Start of Task input

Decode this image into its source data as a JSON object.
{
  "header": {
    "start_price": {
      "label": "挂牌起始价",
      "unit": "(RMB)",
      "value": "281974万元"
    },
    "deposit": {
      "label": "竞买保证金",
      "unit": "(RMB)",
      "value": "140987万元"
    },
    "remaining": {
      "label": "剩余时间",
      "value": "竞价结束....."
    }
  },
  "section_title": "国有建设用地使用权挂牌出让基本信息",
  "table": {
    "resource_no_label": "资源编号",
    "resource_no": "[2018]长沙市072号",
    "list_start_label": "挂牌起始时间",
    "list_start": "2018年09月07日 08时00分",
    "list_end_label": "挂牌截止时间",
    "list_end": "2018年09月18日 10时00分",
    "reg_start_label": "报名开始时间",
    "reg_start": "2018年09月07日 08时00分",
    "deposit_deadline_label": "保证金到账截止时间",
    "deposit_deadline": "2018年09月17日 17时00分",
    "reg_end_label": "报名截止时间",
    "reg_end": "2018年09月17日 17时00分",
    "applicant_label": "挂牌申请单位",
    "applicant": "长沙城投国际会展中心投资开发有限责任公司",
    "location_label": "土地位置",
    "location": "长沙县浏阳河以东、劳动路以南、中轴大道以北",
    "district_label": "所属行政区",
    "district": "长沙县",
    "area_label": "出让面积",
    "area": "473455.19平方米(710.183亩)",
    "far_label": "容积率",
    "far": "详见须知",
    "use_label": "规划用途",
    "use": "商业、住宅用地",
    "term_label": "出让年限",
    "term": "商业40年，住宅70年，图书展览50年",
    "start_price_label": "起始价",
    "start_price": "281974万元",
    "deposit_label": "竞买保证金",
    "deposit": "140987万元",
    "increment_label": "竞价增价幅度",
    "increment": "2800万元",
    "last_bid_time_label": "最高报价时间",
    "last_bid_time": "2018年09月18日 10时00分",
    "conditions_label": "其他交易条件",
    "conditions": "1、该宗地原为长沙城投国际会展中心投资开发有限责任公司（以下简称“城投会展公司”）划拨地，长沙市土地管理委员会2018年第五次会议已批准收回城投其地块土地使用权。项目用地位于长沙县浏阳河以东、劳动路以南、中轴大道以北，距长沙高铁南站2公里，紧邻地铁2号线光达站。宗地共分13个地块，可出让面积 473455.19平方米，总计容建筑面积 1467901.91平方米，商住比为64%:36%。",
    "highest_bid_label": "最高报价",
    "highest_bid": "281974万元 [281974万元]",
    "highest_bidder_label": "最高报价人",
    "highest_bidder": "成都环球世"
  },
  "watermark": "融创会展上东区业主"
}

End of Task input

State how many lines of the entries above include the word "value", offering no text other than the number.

Task result →
3